### ABOUT THIS EXERCISE
After reading the data below, copy out every line that contains the word "icon".

### DATASET RECORDS
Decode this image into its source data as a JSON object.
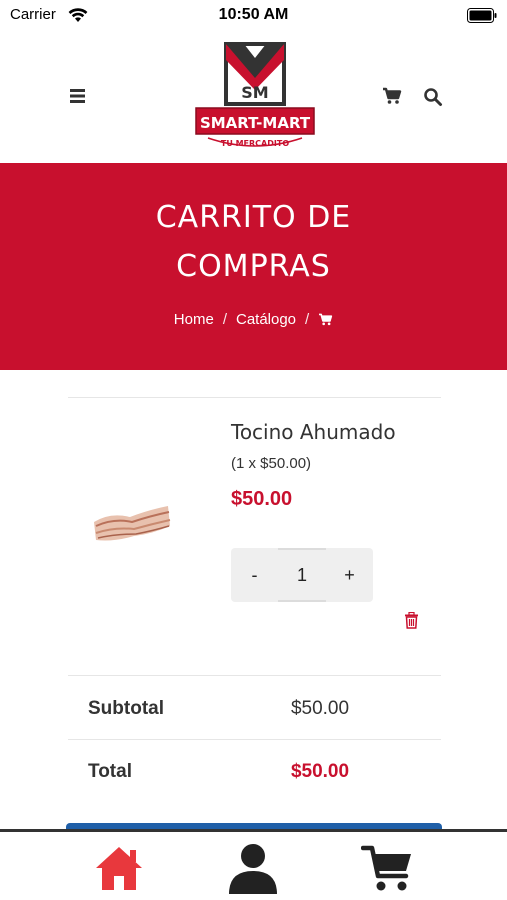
{
  "status_bar": {
    "carrier": "Carrier",
    "time": "10:50 AM"
  },
  "header": {
    "logo_text": "SMART-MART",
    "logo_subtext": "TU MERCADITO",
    "logo_monogram": "SM"
  },
  "banner": {
    "title_line1": "CARRITO DE",
    "title_line2": "COMPRAS",
    "breadcrumb": {
      "home": "Home",
      "separator": "/",
      "catalog": "Catálogo"
    }
  },
  "cart_item": {
    "name": "Tocino Ahumado",
    "qty_price": "(1 x $50.00)",
    "total": "$50.00",
    "quantity": "1",
    "minus_label": "-",
    "plus_label": "+"
  },
  "summary": {
    "subtotal_label": "Subtotal",
    "subtotal_value": "$50.00",
    "total_label": "Total",
    "total_value": "$50.00"
  },
  "colors": {
    "brand_red": "#c8102e",
    "tab_active": "#e8383d",
    "tab_inactive": "#222222",
    "checkout_blue": "#1f5fa8"
  },
  "tabs": [
    {
      "icon": "home-icon",
      "active": true
    },
    {
      "icon": "user-icon",
      "active": false
    },
    {
      "icon": "cart-icon",
      "active": false
    }
  ]
}
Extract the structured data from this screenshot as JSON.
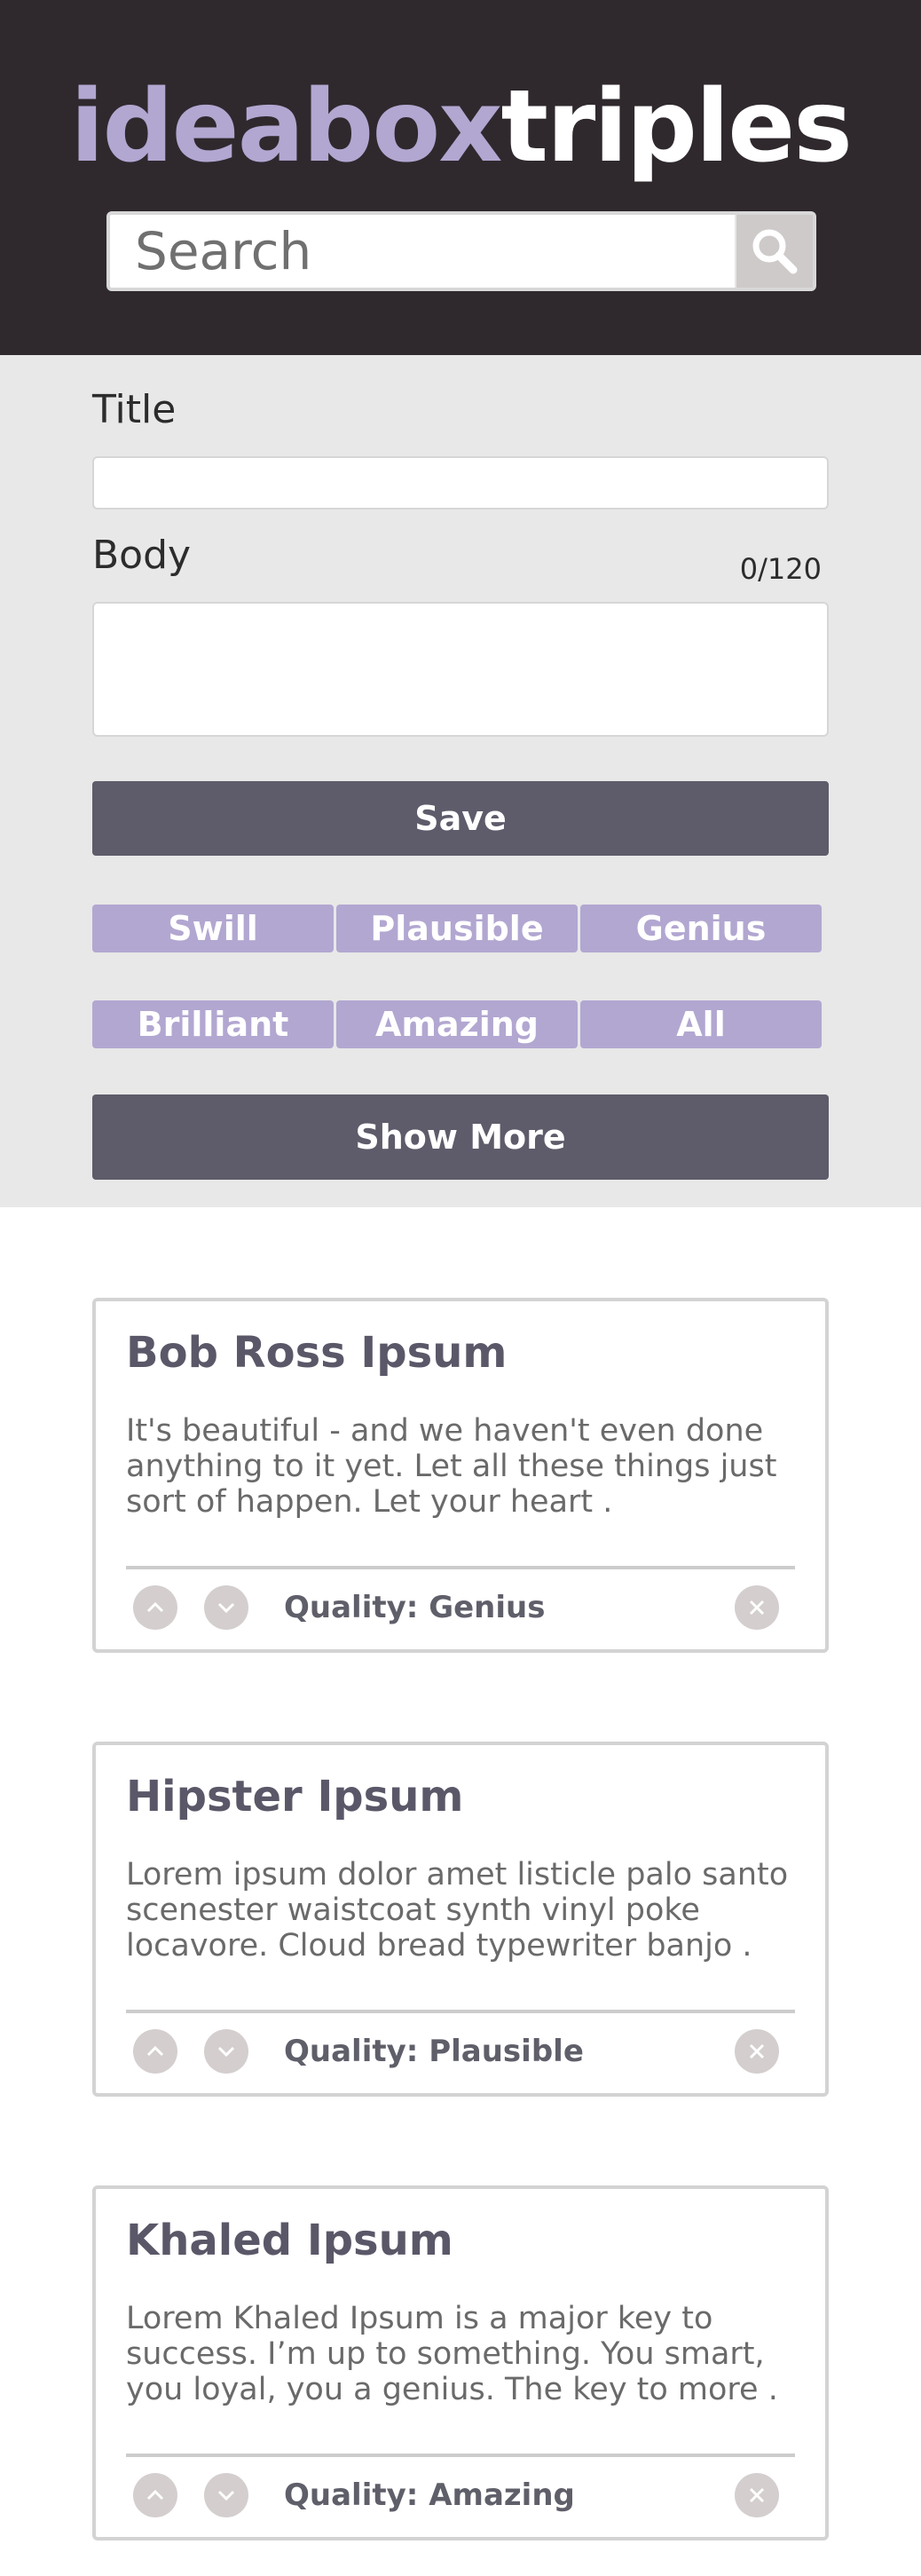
{
  "header": {
    "logo_part1": "ideabox",
    "logo_part2": "triples",
    "search_placeholder": "Search",
    "search_icon": "magnifier-icon"
  },
  "form": {
    "title_label": "Title",
    "body_label": "Body",
    "char_count": "0/120",
    "save_label": "Save",
    "show_more_label": "Show More"
  },
  "filters": [
    "Swill",
    "Plausible",
    "Genius",
    "Brilliant",
    "Amazing",
    "All"
  ],
  "ideas": [
    {
      "title": "Bob Ross Ipsum",
      "body": "It's beautiful - and we haven't even done anything to it yet. Let all these things just sort of happen. Let your heart .",
      "quality": "Quality: Genius"
    },
    {
      "title": "Hipster Ipsum",
      "body": "Lorem ipsum dolor amet listicle palo santo scenester waistcoat synth vinyl poke locavore. Cloud bread typewriter banjo .",
      "quality": "Quality: Plausible"
    },
    {
      "title": "Khaled Ipsum",
      "body": "Lorem Khaled Ipsum is a major key to success. I’m up to something. You smart, you loyal, you a genius. The key to more .",
      "quality": "Quality: Amazing"
    }
  ],
  "colors": {
    "header_bg": "#2f292e",
    "accent_purple": "#b2a7d1",
    "dark_button": "#5e5b6a",
    "form_bg": "#e8e8e8"
  }
}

### SOLUTION TO THE EXERCISE
      "icon": "home-icon",
      "icon": "user-icon",
      "icon": "cart-icon",
    "search_icon": "magnifier-icon"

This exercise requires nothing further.